_Provided data:_
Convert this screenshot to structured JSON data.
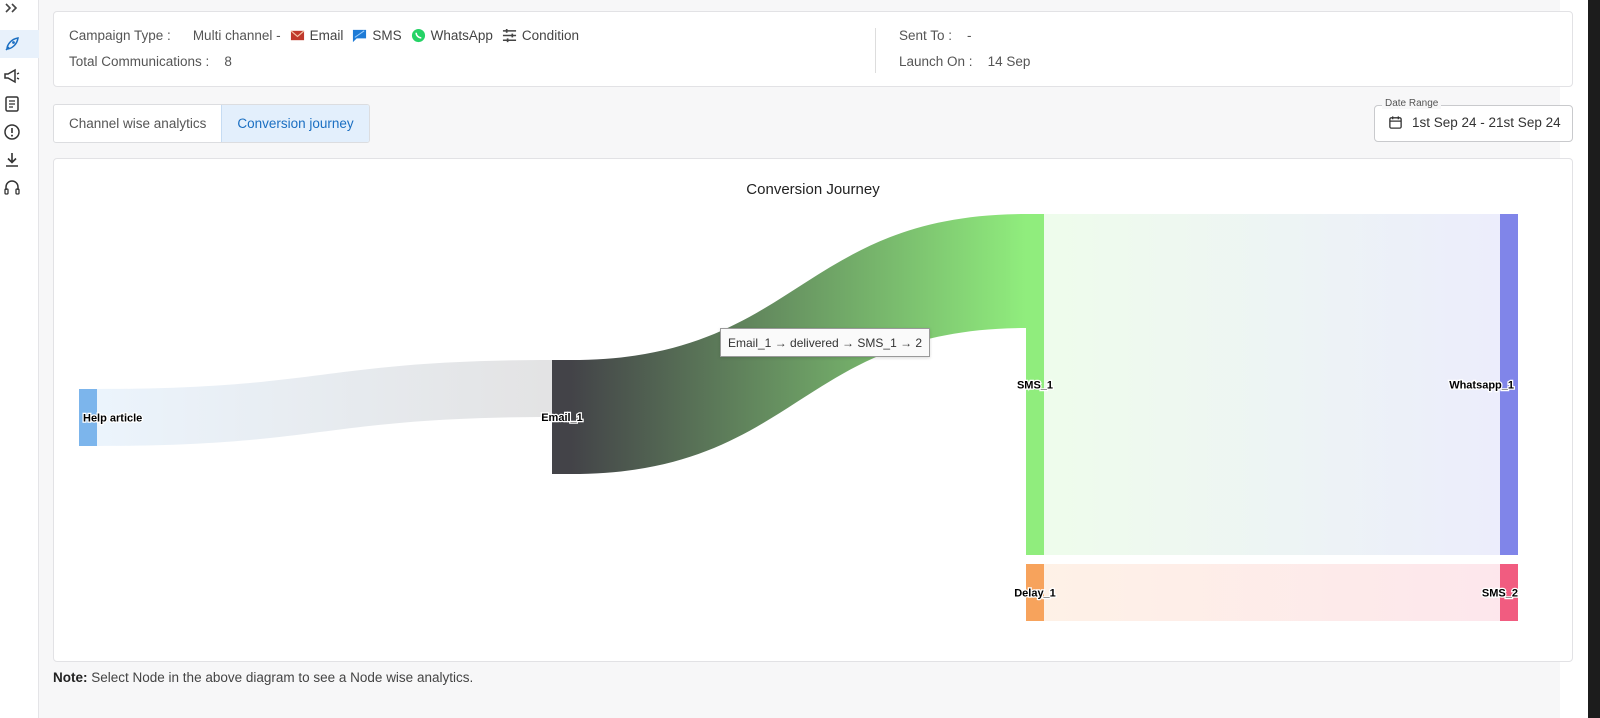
{
  "campaign": {
    "type_label": "Campaign Type :",
    "type_value": "Multi channel -",
    "channels": [
      {
        "name": "Email",
        "icon": "email-icon",
        "color": "#c0392b"
      },
      {
        "name": "SMS",
        "icon": "sms-icon",
        "color": "#1e7bd6"
      },
      {
        "name": "WhatsApp",
        "icon": "whatsapp-icon",
        "color": "#25d366"
      },
      {
        "name": "Condition",
        "icon": "condition-icon",
        "color": "#555555"
      }
    ],
    "total_label": "Total Communications :",
    "total_value": "8",
    "sent_to_label": "Sent To :",
    "sent_to_value": "-",
    "launch_label": "Launch On :",
    "launch_value": "14 Sep"
  },
  "tabs": [
    {
      "label": "Channel wise analytics",
      "active": false
    },
    {
      "label": "Conversion journey",
      "active": true
    }
  ],
  "date_range": {
    "legend": "Date Range",
    "value": "1st Sep 24 - 21st Sep 24",
    "icon": "calendar-icon"
  },
  "chart": {
    "title": "Conversion Journey",
    "tooltip": "Email_1 → delivered → SMS_1 → 2"
  },
  "chart_data": {
    "type": "sankey",
    "title": "Conversion Journey",
    "nodes": [
      {
        "name": "Help article",
        "color": "#7cb5ec"
      },
      {
        "name": "Email_1",
        "color": "#434348"
      },
      {
        "name": "SMS_1",
        "color": "#90ed7d"
      },
      {
        "name": "Delay_1",
        "color": "#f7a35c"
      },
      {
        "name": "Whatsapp_1",
        "color": "#8085e9"
      },
      {
        "name": "SMS_2",
        "color": "#f15c80"
      }
    ],
    "links": [
      {
        "from": "Help article",
        "to": "Email_1",
        "value": 1
      },
      {
        "from": "Email_1",
        "to": "SMS_1",
        "value": 2
      },
      {
        "from": "SMS_1",
        "to": "Whatsapp_1",
        "value": 6
      },
      {
        "from": "Delay_1",
        "to": "SMS_2",
        "value": 1
      }
    ]
  },
  "note": {
    "bold": "Note:",
    "text": " Select Node in the above diagram to see a Node wise analytics."
  },
  "sidebar": {
    "items": [
      {
        "icon": "expand-icon",
        "active": false
      },
      {
        "icon": "rocket-icon",
        "active": true
      },
      {
        "icon": "megaphone-icon",
        "active": false
      },
      {
        "icon": "document-icon",
        "active": false
      },
      {
        "icon": "alert-icon",
        "active": false
      },
      {
        "icon": "download-icon",
        "active": false
      },
      {
        "icon": "headset-icon",
        "active": false
      }
    ]
  }
}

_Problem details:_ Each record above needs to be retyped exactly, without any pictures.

_Output:_
Convert this screenshot to structured JSON data.
{
  "campaign": {
    "type_label": "Campaign Type :",
    "type_value": "Multi channel -",
    "channels": [
      {
        "name": "Email",
        "icon": "email-icon",
        "color": "#c0392b"
      },
      {
        "name": "SMS",
        "icon": "sms-icon",
        "color": "#1e7bd6"
      },
      {
        "name": "WhatsApp",
        "icon": "whatsapp-icon",
        "color": "#25d366"
      },
      {
        "name": "Condition",
        "icon": "condition-icon",
        "color": "#555555"
      }
    ],
    "total_label": "Total Communications :",
    "total_value": "8",
    "sent_to_label": "Sent To :",
    "sent_to_value": "-",
    "launch_label": "Launch On :",
    "launch_value": "14 Sep"
  },
  "tabs": [
    {
      "label": "Channel wise analytics",
      "active": false
    },
    {
      "label": "Conversion journey",
      "active": true
    }
  ],
  "date_range": {
    "legend": "Date Range",
    "value": "1st Sep 24 - 21st Sep 24",
    "icon": "calendar-icon"
  },
  "chart": {
    "title": "Conversion Journey",
    "tooltip": "Email_1 → delivered → SMS_1 → 2"
  },
  "chart_data": {
    "type": "sankey",
    "title": "Conversion Journey",
    "nodes": [
      {
        "name": "Help article",
        "color": "#7cb5ec"
      },
      {
        "name": "Email_1",
        "color": "#434348"
      },
      {
        "name": "SMS_1",
        "color": "#90ed7d"
      },
      {
        "name": "Delay_1",
        "color": "#f7a35c"
      },
      {
        "name": "Whatsapp_1",
        "color": "#8085e9"
      },
      {
        "name": "SMS_2",
        "color": "#f15c80"
      }
    ],
    "links": [
      {
        "from": "Help article",
        "to": "Email_1",
        "value": 1
      },
      {
        "from": "Email_1",
        "to": "SMS_1",
        "value": 2
      },
      {
        "from": "SMS_1",
        "to": "Whatsapp_1",
        "value": 6
      },
      {
        "from": "Delay_1",
        "to": "SMS_2",
        "value": 1
      }
    ]
  },
  "note": {
    "bold": "Note:",
    "text": " Select Node in the above diagram to see a Node wise analytics."
  },
  "sidebar": {
    "items": [
      {
        "icon": "expand-icon",
        "active": false
      },
      {
        "icon": "rocket-icon",
        "active": true
      },
      {
        "icon": "megaphone-icon",
        "active": false
      },
      {
        "icon": "document-icon",
        "active": false
      },
      {
        "icon": "alert-icon",
        "active": false
      },
      {
        "icon": "download-icon",
        "active": false
      },
      {
        "icon": "headset-icon",
        "active": false
      }
    ]
  }
}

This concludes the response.